While conditions have improved from the years of bars and cages, detractors take issue with other items. Although the natural-looking habitats are certainly more attractive, people like David Hancock's, a zoo consultant and former zoo director, describe them as mere illusions, arguing that they're not much of an improvement in terms of space .
Indeed, many captive animals exhibit signs of severe distress: People have witnessed elephants bobbing their heads, bears pacing back and forth and wild cats obsessively grooming themselves . Despite a zoo's best efforts, its animals often are deprived of privacy, confined to inadequate spaces and unable to engage in natural hunting and mating activities.

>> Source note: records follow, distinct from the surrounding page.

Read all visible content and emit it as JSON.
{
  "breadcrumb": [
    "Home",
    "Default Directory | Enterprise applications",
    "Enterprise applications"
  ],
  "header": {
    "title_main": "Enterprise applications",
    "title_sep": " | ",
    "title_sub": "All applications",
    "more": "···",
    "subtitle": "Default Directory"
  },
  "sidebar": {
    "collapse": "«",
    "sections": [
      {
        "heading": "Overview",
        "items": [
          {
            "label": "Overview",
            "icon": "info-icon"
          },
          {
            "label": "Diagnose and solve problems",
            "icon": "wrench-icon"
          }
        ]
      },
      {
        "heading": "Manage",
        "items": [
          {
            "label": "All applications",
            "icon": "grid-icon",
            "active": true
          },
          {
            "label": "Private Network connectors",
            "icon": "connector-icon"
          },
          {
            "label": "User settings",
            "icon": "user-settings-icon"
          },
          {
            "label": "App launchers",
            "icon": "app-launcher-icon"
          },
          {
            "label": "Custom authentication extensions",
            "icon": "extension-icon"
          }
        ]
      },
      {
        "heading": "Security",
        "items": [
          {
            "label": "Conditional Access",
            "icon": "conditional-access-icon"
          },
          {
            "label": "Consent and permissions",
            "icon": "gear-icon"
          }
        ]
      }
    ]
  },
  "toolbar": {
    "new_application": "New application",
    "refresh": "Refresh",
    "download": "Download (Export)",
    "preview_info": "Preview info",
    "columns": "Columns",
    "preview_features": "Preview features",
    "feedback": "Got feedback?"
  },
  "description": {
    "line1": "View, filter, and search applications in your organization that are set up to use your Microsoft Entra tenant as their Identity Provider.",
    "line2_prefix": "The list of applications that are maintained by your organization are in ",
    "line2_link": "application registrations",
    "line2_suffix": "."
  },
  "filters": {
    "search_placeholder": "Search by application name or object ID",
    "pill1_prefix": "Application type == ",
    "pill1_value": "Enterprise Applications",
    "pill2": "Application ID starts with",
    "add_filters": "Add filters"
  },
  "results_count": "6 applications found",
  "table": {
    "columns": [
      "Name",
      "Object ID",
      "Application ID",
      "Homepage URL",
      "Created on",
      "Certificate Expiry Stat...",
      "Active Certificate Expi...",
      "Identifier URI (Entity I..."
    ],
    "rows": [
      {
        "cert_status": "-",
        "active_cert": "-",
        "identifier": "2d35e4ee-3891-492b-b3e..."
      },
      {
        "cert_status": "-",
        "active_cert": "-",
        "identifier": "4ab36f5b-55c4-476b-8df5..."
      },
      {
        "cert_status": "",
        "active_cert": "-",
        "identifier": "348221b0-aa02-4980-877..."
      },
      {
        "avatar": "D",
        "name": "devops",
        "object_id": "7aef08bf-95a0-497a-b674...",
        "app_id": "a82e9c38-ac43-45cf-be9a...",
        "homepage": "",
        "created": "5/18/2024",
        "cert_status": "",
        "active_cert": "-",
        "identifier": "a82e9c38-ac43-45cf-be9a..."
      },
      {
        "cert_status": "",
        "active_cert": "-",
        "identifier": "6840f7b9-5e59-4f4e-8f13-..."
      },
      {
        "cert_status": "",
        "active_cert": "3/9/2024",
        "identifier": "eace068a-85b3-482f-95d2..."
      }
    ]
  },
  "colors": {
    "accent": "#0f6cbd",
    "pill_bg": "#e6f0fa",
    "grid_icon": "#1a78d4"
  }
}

Forced to live in artificial constructs, many animals succumb to what some people refer to as psychosis, the display of obsessive, repetitive behaviors . In addition, many animals have precise needs that zookeepers are just beginning to understand.
Some, like the aardvark, survive on a limited diet that zoos have a hard time fulfilling; others thrive only in certain temperatures and environments that aren't easy to recreate. Of 145 reintroduction programs carried out by zoos in the last century, only 16 truly succeeded in restoring populations to the wild .
According to one study, many visitors don't pay much attention to the animals -- they're actually talking to each other about unrelated things and spending only a few minutes at each display . If you had the communicative power of Dr. Doolittle, Leo leopard would likely tell you that zoos are great; however Maggie the elephant might respond by slapping you with her trunk.